Water levels in the Tishreen Dam Reservoir in northern Syria’s Manbij have reduced by 85 percent, and the dam is at risk of complete shutdown, according to local reports.
As per a 1987 agreement, Turkey must pump at least 500 cubic metres of water per second from the Euphrates towards Syria. Current levels are down to 200 cubic metres per second.
In the majority-Kurdish north, Syrians are struggling to maintain their livelihoods. Fisherman Ismail Hilal, who lived near Lake Assad his whole life, told AFP that he had to quit as the lake was no longer able to sustain fishing.
“In the past we could take in 50 kilos of fish a day,” fisherman Ali Shebli said. “But now, we barely get one or two kilos, and sometimes nothing.”
Since 2022, water levels dropped by four metres in the lake, Dutch group PAX found.
While some of the water loss is due to rising temperatures and climate change, the most significant factor is Turkey’s water policies.
In Iraq, the river Sarchinar, which was once home to willow trees and foxes, has all but dried up. The river no longer flows in the scorching Iraqi summer, and even in spring time, it can only manage a “slim current, meandering through the deepest parts of the gravel bed”, Sulaimaniyah-based journalist Winthrop Rodgers wrote for Foreign Policy.
Both Syria and Iraq are among the countries most vulnerable to climate breakdown, according to the UN IOM. Due to dry winters not allowing ground waters a chance to replenish themselves, Iraqi Kurds are having to dig wells up to 700 metres deep, Rodgers said.
Three of Turkey’s largest dams, the Atatürk, Keban and Karakaya, are on the Euphrates, along with several others. The Tigris also has six Turkish dams restricting her waters, with the most recent Ilısu Dam also flooding the 10,000-year-old settlement Hasankeyf when it went into operation in 2021.
Currently operational dams on the Tigris range from 200 million cubic metres to 1,900 million cubic metres in reservoir capacity. Turkey’s Southeastern Anatolia Project (GAP) consists of 22 dams built on the twin rivers.
The country has also built various dams on smaller rivers as part of its anti-terror operations, reportedly to cut off paths used by Kurdistan Workers’ Party (PKK) fighters. Back in 2011, one of these dams caused several rivers in northern Iraq to dry up. Villagers in Haftanin, Iraq at the time were forced to abandon their orchards.

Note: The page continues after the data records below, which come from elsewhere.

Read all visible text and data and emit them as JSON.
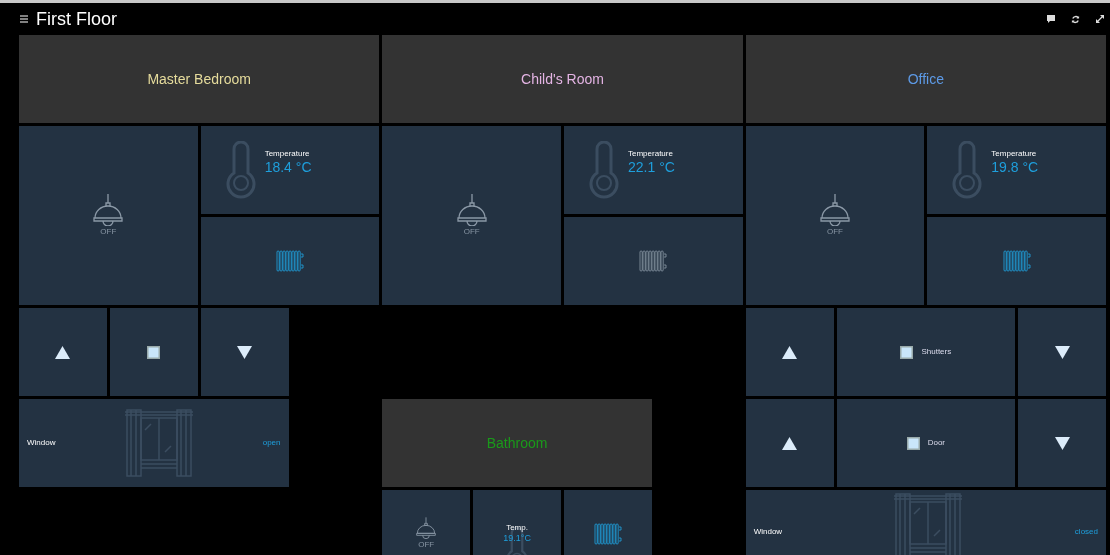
{
  "header": {
    "title": "First Floor"
  },
  "rooms": [
    {
      "name": "Master Bedroom",
      "color": "#e6dc9c",
      "tiles": [
        {
          "kind": "lamp",
          "status": "OFF"
        },
        {
          "kind": "temperature",
          "label": "Temperature",
          "value": "18.4 °C"
        },
        {
          "kind": "heater",
          "on": true
        },
        {
          "kind": "up"
        },
        {
          "kind": "stop"
        },
        {
          "kind": "down"
        },
        {
          "kind": "window",
          "label": "Window",
          "status": "open"
        }
      ]
    },
    {
      "name": "Child's Room",
      "color": "#e4b4e4",
      "tiles": [
        {
          "kind": "lamp",
          "status": "OFF"
        },
        {
          "kind": "temperature",
          "label": "Temperature",
          "value": "22.1 °C"
        },
        {
          "kind": "heater",
          "on": false
        }
      ]
    },
    {
      "name": "Office",
      "color": "#5d9ae6",
      "tiles": [
        {
          "kind": "lamp",
          "status": "OFF"
        },
        {
          "kind": "temperature",
          "label": "Temperature",
          "value": "19.8 °C"
        },
        {
          "kind": "heater",
          "on": true
        },
        {
          "kind": "up"
        },
        {
          "kind": "stop",
          "label": "Shutters"
        },
        {
          "kind": "down"
        },
        {
          "kind": "up"
        },
        {
          "kind": "stop",
          "label": "Door"
        },
        {
          "kind": "down"
        },
        {
          "kind": "window",
          "label": "Window",
          "status": "closed"
        }
      ]
    },
    {
      "name": "Bathroom",
      "color": "#1a9a1a",
      "tiles": [
        {
          "kind": "lamp",
          "status": "OFF"
        },
        {
          "kind": "temperature",
          "label": "Temp.",
          "value": "19.1°C"
        },
        {
          "kind": "heater",
          "on": true
        }
      ]
    }
  ]
}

Iraq regularly demands Turkey increase water flow into the country, and did so again most recently in March. Turkish President Recep Tayyip Erdoğan allowed only one month of increased flow, despite the Tigris holding a mere 35 percent of its average over the past century last year. As Erdoğan announced the increase, he also voiced Turkey’s demand that Iraq designate the PKK a terrorist organisation.